It’s true that yoga is good for your body – the stretching, the poses, the muscle groups it utilizes. But there’s much more to it than a good workout. Practicing yoga is just as much about flexing your mind as it is about flexing your body. Yoga challenges you to focus on your breathing, clearing your mind and releasing stress, so it helps prepare you to manage stress and handle situations even after you’ve rolled up your mat and left the studio.
Next time you take on a yoga class, pay particular attention to the mindfulness lessons. The idea is to focus on breathing so you can take your brain away from worries about the future or the past and plant yourself firmly in the present. This mindful movement can help you relax to more easily slip into and out of your poses while you’re in the class, but it can also help identify unproductive worries that may be creating stress in your day-to-day. It may be beneficial for those with anxiety disorders or people with depression, as it allows them to detach from the worries or issues that may be dragging them down.
Another thing yoga teaches is to be intensely aware of your body. This may seem like just something that helps you know if you’re doing your poses right, but it can (and should) be incorporated into the rest of your life. Feeling tension in your body can give you clues to what’s bothering you: a sore back from bad posture, a groggy head from lack of sleep, or a tightness in your chest associated with stress at work. Being able to spot these issues means you’ll be better able to cope with them so they don’t build into something more serious.
“Always work within your own range of limits and abilities. If you have any medical concerns, talk with your doctor before practicing yoga. Start off slow, feel free to skip a pose if it makes you uncomfortable, don’t hold poses too long, and acknowledge anything that comes up in your mind and let it go,” suggested Eleana Conway, Health Improvement Manager at Lahey Health.

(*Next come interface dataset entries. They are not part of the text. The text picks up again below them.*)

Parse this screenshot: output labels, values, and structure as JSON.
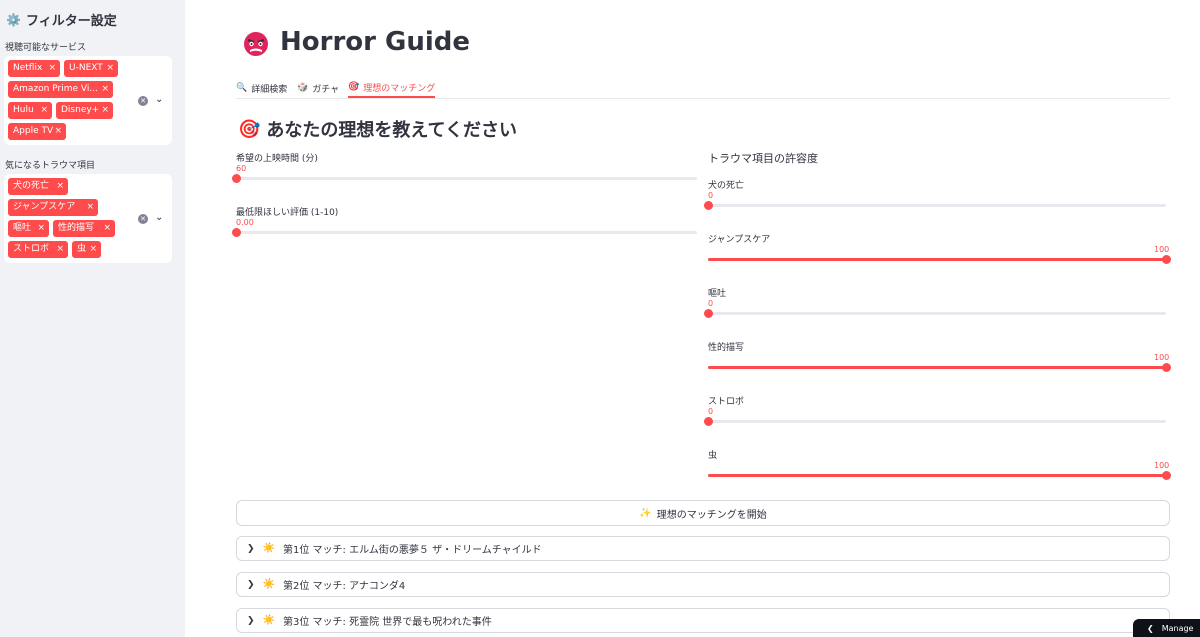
{
  "sidebar": {
    "title": "フィルター設定",
    "services": {
      "label": "視聴可能なサービス",
      "chips": [
        "Netflix",
        "U-NEXT",
        "Amazon Prime Vi...",
        "Hulu",
        "Disney+",
        "Apple TV"
      ]
    },
    "trauma": {
      "label": "気になるトラウマ項目",
      "chips": [
        "犬の死亡",
        "ジャンプスケア",
        "嘔吐",
        "性的描写",
        "ストロボ",
        "虫"
      ]
    },
    "chip_remove": "×",
    "clear_icon": "clear-icon",
    "chevron_icon": "chevron-down-icon"
  },
  "header": {
    "title": "Horror Guide"
  },
  "tabs": [
    {
      "label": "詳細検索",
      "icon": "🔍",
      "active": false
    },
    {
      "label": "ガチャ",
      "icon": "🎲",
      "active": false
    },
    {
      "label": "理想のマッチング",
      "icon": "🎯",
      "active": true
    }
  ],
  "main": {
    "section_title": "あなたの理想を教えてください",
    "left_sliders": [
      {
        "label": "希望の上映時間 (分)",
        "value_text": "60",
        "fraction": 0
      },
      {
        "label": "最低限ほしい評価 (1-10)",
        "value_text": "0.00",
        "fraction": 0
      }
    ],
    "trauma_title": "トラウマ項目の許容度",
    "trauma_sliders": [
      {
        "label": "犬の死亡",
        "value_text": "0",
        "fraction": 0
      },
      {
        "label": "ジャンプスケア",
        "value_text": "100",
        "fraction": 1
      },
      {
        "label": "嘔吐",
        "value_text": "0",
        "fraction": 0
      },
      {
        "label": "性的描写",
        "value_text": "100",
        "fraction": 1
      },
      {
        "label": "ストロボ",
        "value_text": "0",
        "fraction": 0
      },
      {
        "label": "虫",
        "value_text": "100",
        "fraction": 1
      }
    ],
    "match_button": "理想のマッチングを開始",
    "results": [
      "第1位 マッチ: エルム街の悪夢５ ザ・ドリームチャイルド",
      "第2位 マッチ: アナコンダ4",
      "第3位 マッチ: 死霊院 世界で最も呪われた事件"
    ]
  },
  "manage_label": "Manage",
  "colors": {
    "accent": "#ff4b4b",
    "sidebar_bg": "#f0f2f6",
    "text": "#31333f"
  }
}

Studies have also shown that those who practice mindful yoga may have more resiliency when it comes to fighting diseases down the line. Studies have measured levels of the brain delivered neurotrophic factor (BDNF), a protein that helps nerve cells grow and regulates immune response, metabolic regulation, and resilience to stress. More meditation has pointed to increased levels of this protein, which can be useful when fighting disease or managing stress.
So, if you’re feeling a little irritable, if a coworker is frustrating you, or if you miss your bus, recall your breathing, remember your mindfulness, and take a moment to clear your mind and stay in the present.
Learn more about Lahey Health’s mindfulness program.